all except Caithness and the Isles. Many, if not most of his barons, owed homage to the English king for their lands south of the Border.
If this want of solidarity in the monarchy and government delayed, as it must have done, the birth of a national spirit and the expansion of the narrow bonds of sept into intelligent patriotism, much more must the piebald ethnology of David's dominion have stood in the way. Considerable fusion, no doubt, had already taken place, in certain districts, between Celtic, Saxon, and Norse people. Members of the same family sometimes bore, one a Gaelic, another a Saxon name.
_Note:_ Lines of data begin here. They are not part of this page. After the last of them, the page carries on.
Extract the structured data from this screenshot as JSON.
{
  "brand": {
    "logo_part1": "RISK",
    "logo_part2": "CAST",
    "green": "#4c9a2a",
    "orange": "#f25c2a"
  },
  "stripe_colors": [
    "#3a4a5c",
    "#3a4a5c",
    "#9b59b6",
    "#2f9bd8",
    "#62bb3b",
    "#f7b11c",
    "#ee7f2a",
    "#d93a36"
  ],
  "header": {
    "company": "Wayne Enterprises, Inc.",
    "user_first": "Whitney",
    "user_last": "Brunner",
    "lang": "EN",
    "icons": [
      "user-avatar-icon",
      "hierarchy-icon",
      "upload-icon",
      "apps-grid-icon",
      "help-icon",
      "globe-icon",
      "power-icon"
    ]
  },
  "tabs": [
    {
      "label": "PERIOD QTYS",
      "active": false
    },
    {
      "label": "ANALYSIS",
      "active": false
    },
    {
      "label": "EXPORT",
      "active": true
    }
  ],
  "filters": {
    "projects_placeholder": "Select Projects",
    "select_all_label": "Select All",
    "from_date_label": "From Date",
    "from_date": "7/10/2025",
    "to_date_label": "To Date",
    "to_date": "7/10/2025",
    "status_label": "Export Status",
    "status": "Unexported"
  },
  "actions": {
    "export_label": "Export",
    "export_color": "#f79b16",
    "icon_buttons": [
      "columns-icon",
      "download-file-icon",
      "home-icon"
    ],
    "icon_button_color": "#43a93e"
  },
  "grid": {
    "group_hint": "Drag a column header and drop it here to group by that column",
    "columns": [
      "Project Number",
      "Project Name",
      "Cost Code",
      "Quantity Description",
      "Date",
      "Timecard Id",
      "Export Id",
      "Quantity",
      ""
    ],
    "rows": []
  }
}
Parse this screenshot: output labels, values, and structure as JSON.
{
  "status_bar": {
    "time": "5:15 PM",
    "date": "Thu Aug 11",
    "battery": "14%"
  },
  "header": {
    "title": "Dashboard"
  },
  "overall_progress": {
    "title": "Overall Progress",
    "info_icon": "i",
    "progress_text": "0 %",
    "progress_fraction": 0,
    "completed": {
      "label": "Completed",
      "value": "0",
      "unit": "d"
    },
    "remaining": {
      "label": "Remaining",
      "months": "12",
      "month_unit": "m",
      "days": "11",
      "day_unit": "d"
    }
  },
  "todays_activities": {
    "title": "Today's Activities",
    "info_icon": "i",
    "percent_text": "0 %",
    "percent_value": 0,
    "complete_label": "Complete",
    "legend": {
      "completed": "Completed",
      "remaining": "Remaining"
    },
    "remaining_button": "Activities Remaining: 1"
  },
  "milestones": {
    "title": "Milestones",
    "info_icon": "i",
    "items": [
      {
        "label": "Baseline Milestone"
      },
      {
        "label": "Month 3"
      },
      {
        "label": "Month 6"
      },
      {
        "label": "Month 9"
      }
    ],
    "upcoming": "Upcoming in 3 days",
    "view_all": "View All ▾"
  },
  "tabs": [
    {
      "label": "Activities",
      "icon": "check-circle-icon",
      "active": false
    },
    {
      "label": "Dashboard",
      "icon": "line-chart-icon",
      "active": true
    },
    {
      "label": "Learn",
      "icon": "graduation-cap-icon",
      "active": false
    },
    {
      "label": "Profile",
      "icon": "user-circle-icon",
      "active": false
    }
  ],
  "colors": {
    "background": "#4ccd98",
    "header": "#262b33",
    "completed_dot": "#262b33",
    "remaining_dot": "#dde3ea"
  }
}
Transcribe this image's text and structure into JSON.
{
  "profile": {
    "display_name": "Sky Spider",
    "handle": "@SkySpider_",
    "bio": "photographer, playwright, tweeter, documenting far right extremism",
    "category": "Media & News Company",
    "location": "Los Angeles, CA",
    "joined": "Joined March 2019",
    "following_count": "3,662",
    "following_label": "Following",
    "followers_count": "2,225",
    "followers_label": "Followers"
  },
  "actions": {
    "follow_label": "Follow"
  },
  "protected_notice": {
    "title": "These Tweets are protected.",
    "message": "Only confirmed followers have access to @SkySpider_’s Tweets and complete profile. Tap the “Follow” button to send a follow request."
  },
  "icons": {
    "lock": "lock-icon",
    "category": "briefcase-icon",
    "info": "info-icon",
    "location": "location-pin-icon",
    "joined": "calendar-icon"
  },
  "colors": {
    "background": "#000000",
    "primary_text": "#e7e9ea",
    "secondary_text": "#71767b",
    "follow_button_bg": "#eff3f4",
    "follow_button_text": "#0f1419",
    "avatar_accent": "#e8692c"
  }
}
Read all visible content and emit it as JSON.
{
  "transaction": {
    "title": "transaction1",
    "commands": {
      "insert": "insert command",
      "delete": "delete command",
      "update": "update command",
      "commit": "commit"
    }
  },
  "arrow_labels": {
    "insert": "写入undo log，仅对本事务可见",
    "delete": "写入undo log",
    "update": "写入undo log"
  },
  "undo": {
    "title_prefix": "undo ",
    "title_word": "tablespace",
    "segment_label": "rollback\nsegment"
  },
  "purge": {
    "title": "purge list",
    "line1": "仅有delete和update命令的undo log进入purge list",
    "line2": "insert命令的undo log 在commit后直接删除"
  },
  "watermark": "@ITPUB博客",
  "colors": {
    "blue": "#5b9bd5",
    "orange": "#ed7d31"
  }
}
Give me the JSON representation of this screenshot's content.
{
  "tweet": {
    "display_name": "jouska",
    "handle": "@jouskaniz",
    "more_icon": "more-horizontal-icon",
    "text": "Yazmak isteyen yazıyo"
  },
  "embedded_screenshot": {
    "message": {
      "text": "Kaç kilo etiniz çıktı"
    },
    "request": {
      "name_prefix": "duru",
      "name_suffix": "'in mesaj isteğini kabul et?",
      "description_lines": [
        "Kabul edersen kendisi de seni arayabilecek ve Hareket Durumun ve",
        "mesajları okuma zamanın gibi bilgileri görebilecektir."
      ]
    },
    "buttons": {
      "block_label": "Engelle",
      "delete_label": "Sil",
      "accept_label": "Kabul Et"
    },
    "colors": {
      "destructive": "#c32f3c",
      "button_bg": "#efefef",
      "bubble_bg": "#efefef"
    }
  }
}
But the four separate kingdoms of ancient Alban of the eighth century were still peopled by widely different races. The Scots of Argyll and the Isles had become pretty well fused with the Picts of the Highlands; but they had looked upon the Welshmen of Strathclyde, not as brother Celts, but as hereditary foes, ever since the Roman occupation. The Saxon population of Lothian, Tweeddale and Strathannan were equally severed from the Highlands by the barrier of different speech. Even at the present day may be traced some of the ancient contempt of the Gael for the Saisneach or Saxon, a feeling which, in the reign of David I., had been tempered by none of the enlightening influence of education. As for the people of Caithness and the Isles, it must have seemed an idle
- It is recorded in 1166 how Richard de Morville, Constable of Scotland, sold Edmund, the son of Bonda, and Gillemichel, his brother, to Henry St. Clair. Here Edmund and Bonda are Saxon names, but Gillemichel is Gaelic.